–submitted by Bill Haight; photo by Jeff Smith
Jon Miskowski, director of Wisconsin Public Television, prefaced his presentation of WPT’s documentary on Mildred Fish-Harnack by noting that public broadcasting, which was born on the UW-Madison campus, is celebrating its 100th anniversary in 2017.
The WPT documentary begins as a love story on the UW-Madison campus in1929 when young Mildred Fish, a recent grad and now faculty member, met Arvid Harnack, a Rockefeller Scholar from Germany. After canoe trips to Picnic Point and leisurely walks down State Street, they married. Then Mildred accompanied Arvid back to Germany and the academic life of Berlin University.
Soon her letters home began to tell of her alarm at the rise of the ruthless dictator Adolf Hitler. From the documentary we learn: “At great risk, Mildred used her teaching job to recruit students into the Nazi resistance. The resistance network also included Lutherans, Catholics, Jews, social democrats, Communists, and aristocrats, anyone who objected to the Nazi dictatorship.”
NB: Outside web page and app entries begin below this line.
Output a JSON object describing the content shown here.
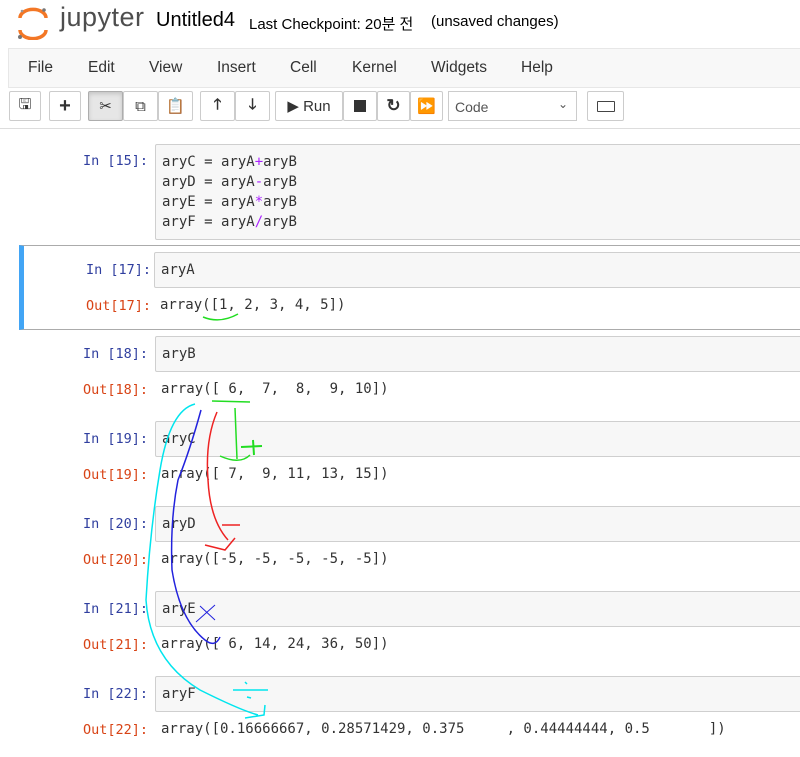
{
  "header": {
    "logo_text": "jupyter",
    "notebook_title": "Untitled4",
    "checkpoint": "Last Checkpoint: 20분 전",
    "status": "(unsaved changes)"
  },
  "menu": [
    "File",
    "Edit",
    "View",
    "Insert",
    "Cell",
    "Kernel",
    "Widgets",
    "Help"
  ],
  "toolbar": {
    "run_label": "Run",
    "cell_type": "Code",
    "icons": [
      "save-icon",
      "plus-icon",
      "scissors-icon",
      "copy-icon",
      "paste-icon",
      "arrow-up-icon",
      "arrow-down-icon",
      "play-icon",
      "stop-icon",
      "restart-icon",
      "fast-forward-icon",
      "keyboard-icon"
    ]
  },
  "colors": {
    "selected_bar": "#42a5f5",
    "in_prompt": "#303f9f",
    "out_prompt": "#d84315",
    "operator": "#aa22ff"
  },
  "cells": [
    {
      "in": "In [15]:",
      "code": [
        [
          "aryC = aryA",
          "+",
          "aryB"
        ],
        [
          "aryD = aryA",
          "-",
          "aryB"
        ],
        [
          "aryE = aryA",
          "*",
          "aryB"
        ],
        [
          "aryF = aryA",
          "/",
          "aryB"
        ]
      ],
      "out_label": null,
      "out": null
    },
    {
      "in": "In [17]:",
      "code": [
        [
          "aryA"
        ]
      ],
      "out_label": "Out[17]:",
      "out": "array([1, 2, 3, 4, 5])",
      "selected": true
    },
    {
      "in": "In [18]:",
      "code": [
        [
          "aryB"
        ]
      ],
      "out_label": "Out[18]:",
      "out": "array([ 6,  7,  8,  9, 10])"
    },
    {
      "in": "In [19]:",
      "code": [
        [
          "aryC"
        ]
      ],
      "out_label": "Out[19]:",
      "out": "array([ 7,  9, 11, 13, 15])"
    },
    {
      "in": "In [20]:",
      "code": [
        [
          "aryD"
        ]
      ],
      "out_label": "Out[20]:",
      "out": "array([-5, -5, -5, -5, -5])"
    },
    {
      "in": "In [21]:",
      "code": [
        [
          "aryE"
        ]
      ],
      "out_label": "Out[21]:",
      "out": "array([ 6, 14, 24, 36, 50])"
    },
    {
      "in": "In [22]:",
      "code": [
        [
          "aryF"
        ]
      ],
      "out_label": "Out[22]:",
      "out": "array([0.16666667, 0.28571429, 0.375     , 0.44444444, 0.5       ])"
    }
  ]
}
Their anti-Nazi activities, all highly secret, included passing economic and military secrets, translating and sharing foreign speeches and articles with German friends, and hosting resistance meetings.
When Arvid and Mildred eventually got swept up in the Gestapo purge, Mildred had in her pocket an open ticket to the U.S. but she had passed up the chance to escape. She said that her love for Arvid and for the German people would not allow her leave.
After sham trials, Arvid and, several months later, Mildred were executed. Mildred became the only female to be executed on direct orders of Hitler.
Annually, September 16th commemorates the incredible courage of Mildred Fish-Harnack with a Wisconsin school holiday in her honor.
The video and related material can be found at: http://wpt.org/nazi-resistance/main .
If you missed our meeting this week, you can watch the video here.